As a result of the Soviet Union's collapse, there has been a lot of talk about a New World Order, about the "end of history," about a unipolar world in which the U.S. is going to operate. I think all of this talk is largely nonsense. There is nothing orderly about the world we are living in now. Far from ending, history has returned with a vengeance, as seen in the former Soviet Union and the Balkans. And, despite our performance in the Gulf War, I don't think it is going to be a unipolar world either.
The Gulf War revealed two important weaknesses in America's position in the world today. First, the United States lacks a conceptual basis for our engagement in the world as it is now developing. Second, our military strength is not matched by economic strength. There is a real difference between our military posture, which is that of being the only superpower, and our economic strength. As a result of that dichotomy, it may well be that the United States has the power to do any one thing it wants to do in the world. But we can no longer do everything. The implication is that for the first time as a country we are going to have to be very clear in setting our priorities - what it is that we want to accomplish in foreign policy, and what it is that we want to accomplish in our foreign economic engagements.
We are entering a very unstable world. While that may seem obvious, it needs to be stated and recognized. There are both structural reasons and substantive reasons for this instability.
On the structural side, we are entering into not a unipolar world but a multipolar world: a world in which there are many different competing powers, and where power is measured not just in terms of military power, or the classical measures of national security, but also in terms of economic power. The trouble is that multipolar worlds are not very pleasant places to live in.
In a multipolar world there are many international players on the field. This gives international relations lots of fluidity which, in turn, makes miscalculations much more likely and deterrence much more difficult. This is the kind of world which was introduced to Europe by the Treaty of Westphalia in 1648, when the modern nation-state was born. The 150 years that followed the Treaty of Westphalia saw constant warfare, shifting coalitions, betrayals, uncertainties, and general destabilization.

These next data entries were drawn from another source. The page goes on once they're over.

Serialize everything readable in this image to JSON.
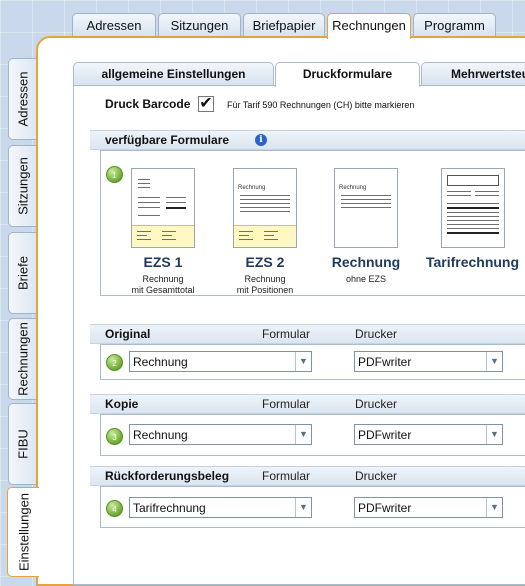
{
  "top_tabs": [
    {
      "label": "Adressen"
    },
    {
      "label": "Sitzungen"
    },
    {
      "label": "Briefpapier"
    },
    {
      "label": "Rechnungen",
      "active": true
    },
    {
      "label": "Programm"
    }
  ],
  "side_tabs": [
    {
      "label": "Adressen"
    },
    {
      "label": "Sitzungen"
    },
    {
      "label": "Briefe"
    },
    {
      "label": "Rechnungen"
    },
    {
      "label": "FIBU"
    },
    {
      "label": "Einstellungen",
      "active": true
    }
  ],
  "inner_tabs": [
    {
      "label": "allgemeine Einstellungen"
    },
    {
      "label": "Druckformulare",
      "active": true
    },
    {
      "label": "Mehrwertsteu"
    }
  ],
  "barcode": {
    "label": "Druck Barcode",
    "checked_mark": "✔",
    "hint": "Für Tarif 590 Rechnungen (CH) bitte markieren"
  },
  "formulare": {
    "title": "verfügbare Formulare",
    "info_icon": "i",
    "step_number": "1",
    "items": [
      {
        "title": "EZS 1",
        "sub1": "Rechnung",
        "sub2": "mit Gesamttotal"
      },
      {
        "title": "EZS 2",
        "sub1": "Rechnung",
        "sub2": "mit Positionen",
        "thumb_text": "Rechnung"
      },
      {
        "title": "Rechnung",
        "sub1": "ohne EZS",
        "sub2": "",
        "thumb_text": "Rechnung"
      },
      {
        "title": "Tarifrechnung",
        "sub1": "",
        "sub2": ""
      }
    ]
  },
  "sections": [
    {
      "title": "Original",
      "col_formular": "Formular",
      "col_drucker": "Drucker",
      "step": "2",
      "formular_value": "Rechnung",
      "drucker_value": "PDFwriter"
    },
    {
      "title": "Kopie",
      "col_formular": "Formular",
      "col_drucker": "Drucker",
      "step": "3",
      "formular_value": "Rechnung",
      "drucker_value": "PDFwriter"
    },
    {
      "title": "Rückforderungsbeleg",
      "col_formular": "Formular",
      "col_drucker": "Drucker",
      "step": "4",
      "formular_value": "Tarifrechnung",
      "drucker_value": "PDFwriter"
    }
  ],
  "dropdown_arrow": "▼",
  "colors": {
    "accent": "#e3a43b",
    "step_green": "#6eaa2f",
    "info_blue": "#2a64c8",
    "header_text": "#1e3a5c"
  }
}
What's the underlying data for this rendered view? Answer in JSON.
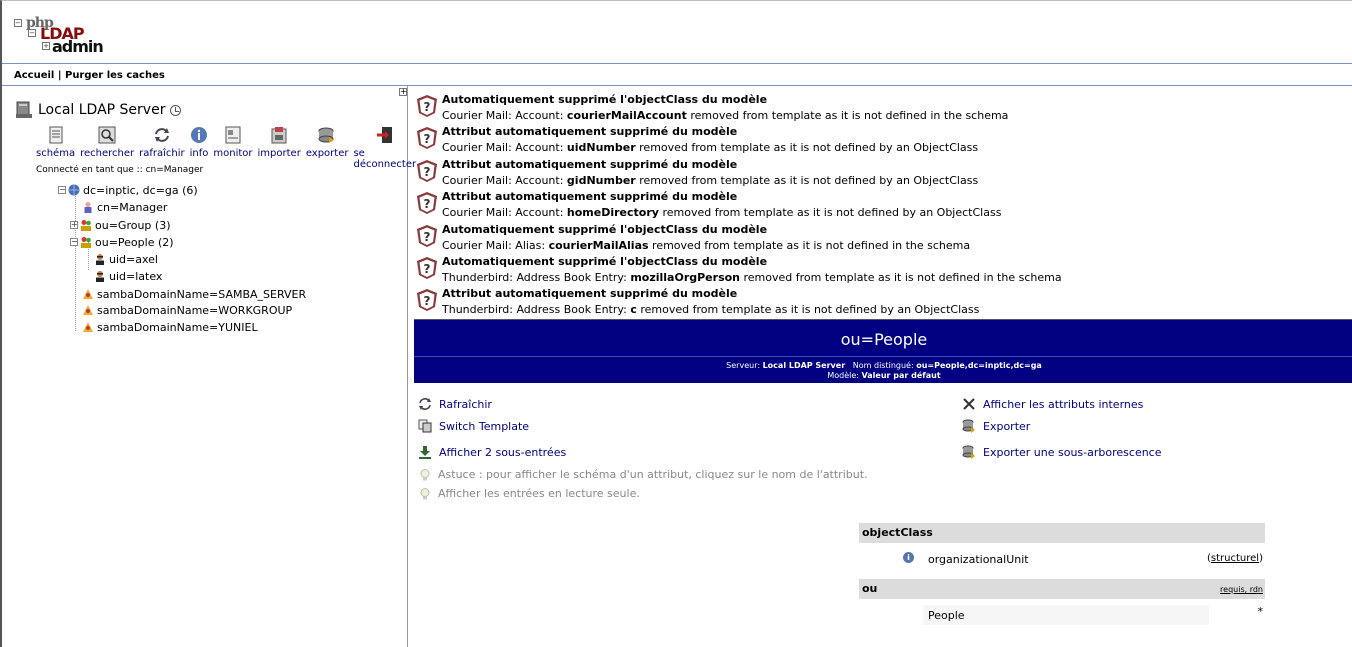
{
  "logo": {
    "php": "php",
    "ldap": "LDAP",
    "admin": "admin"
  },
  "nav": {
    "home": "Accueil",
    "separator": "|",
    "purge": "Purger les caches"
  },
  "server": {
    "name": "Local LDAP Server"
  },
  "tools": [
    {
      "label": "schéma",
      "icon": "schema-icon"
    },
    {
      "label": "rechercher",
      "icon": "search-icon"
    },
    {
      "label": "rafraîchir",
      "icon": "refresh-icon"
    },
    {
      "label": "info",
      "icon": "info-icon"
    },
    {
      "label": "monitor",
      "icon": "monitor-icon"
    },
    {
      "label": "importer",
      "icon": "import-icon"
    },
    {
      "label": "exporter",
      "icon": "export-icon"
    },
    {
      "label": "se déconnecter",
      "icon": "logout-icon"
    }
  ],
  "connected": "Connecté en tant que :: cn=Manager",
  "tree": [
    {
      "label": "dc=inptic, dc=ga (6)"
    },
    {
      "label": "cn=Manager"
    },
    {
      "label": "ou=Group (3)"
    },
    {
      "label": "ou=People (2)"
    },
    {
      "label": "uid=axel"
    },
    {
      "label": "uid=latex"
    },
    {
      "label": "sambaDomainName=SAMBA_SERVER"
    },
    {
      "label": "sambaDomainName=WORKGROUP"
    },
    {
      "label": "sambaDomainName=YUNIEL"
    }
  ],
  "messages": [
    {
      "title": "Automatiquement supprimé l'objectClass du modèle",
      "prefix": "Courier Mail: Account: ",
      "key": "courierMailAccount",
      "suffix": " removed from template as it is not defined in the schema"
    },
    {
      "title": "Attribut automatiquement supprimé du modèle",
      "prefix": "Courier Mail: Account: ",
      "key": "uidNumber",
      "suffix": " removed from template as it is not defined by an ObjectClass"
    },
    {
      "title": "Attribut automatiquement supprimé du modèle",
      "prefix": "Courier Mail: Account: ",
      "key": "gidNumber",
      "suffix": " removed from template as it is not defined by an ObjectClass"
    },
    {
      "title": "Attribut automatiquement supprimé du modèle",
      "prefix": "Courier Mail: Account: ",
      "key": "homeDirectory",
      "suffix": " removed from template as it is not defined by an ObjectClass"
    },
    {
      "title": "Automatiquement supprimé l'objectClass du modèle",
      "prefix": "Courier Mail: Alias: ",
      "key": "courierMailAlias",
      "suffix": " removed from template as it is not defined in the schema"
    },
    {
      "title": "Automatiquement supprimé l'objectClass du modèle",
      "prefix": "Thunderbird: Address Book Entry: ",
      "key": "mozillaOrgPerson",
      "suffix": " removed from template as it is not defined in the schema"
    },
    {
      "title": "Attribut automatiquement supprimé du modèle",
      "prefix": "Thunderbird: Address Book Entry: ",
      "key": "c",
      "suffix": " removed from template as it is not defined by an ObjectClass"
    }
  ],
  "banner": {
    "title": "ou=People",
    "server_label": "Serveur:",
    "server_value": "Local LDAP Server",
    "dn_label": "Nom distingué:",
    "dn_value": "ou=People,dc=inptic,dc=ga",
    "template_label": "Modèle:",
    "template_value": "Valeur par défaut"
  },
  "actions": {
    "refresh": "Rafraîchir",
    "switch_template": "Switch Template",
    "show_children": "Afficher 2 sous-entrées",
    "internal_attrs": "Afficher les attributs internes",
    "export": "Exporter",
    "export_subtree": "Exporter une sous-arborescence"
  },
  "hints": {
    "schema_tip": "Astuce : pour afficher le schéma d'un attribut, cliquez sur le nom de l'attribut.",
    "readonly": "Afficher les entrées en lecture seule."
  },
  "attributes": {
    "objectclass": {
      "name": "objectClass",
      "value": "organizationalUnit",
      "tag": "structurel"
    },
    "ou": {
      "name": "ou",
      "meta_required": "requis",
      "meta_rdn": "rdn",
      "value": "People",
      "star": "*"
    }
  },
  "colors": {
    "banner": "#000080",
    "link": "#000080",
    "logo_ldap": "#8a0b0b"
  }
}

Beyond that, as the bipolar world disappears and the superpowers withdraw around the world, they will create power vacuums. These will tempt medium-sized regional predatory powers to expand into these areas. The invasion of Kuwait...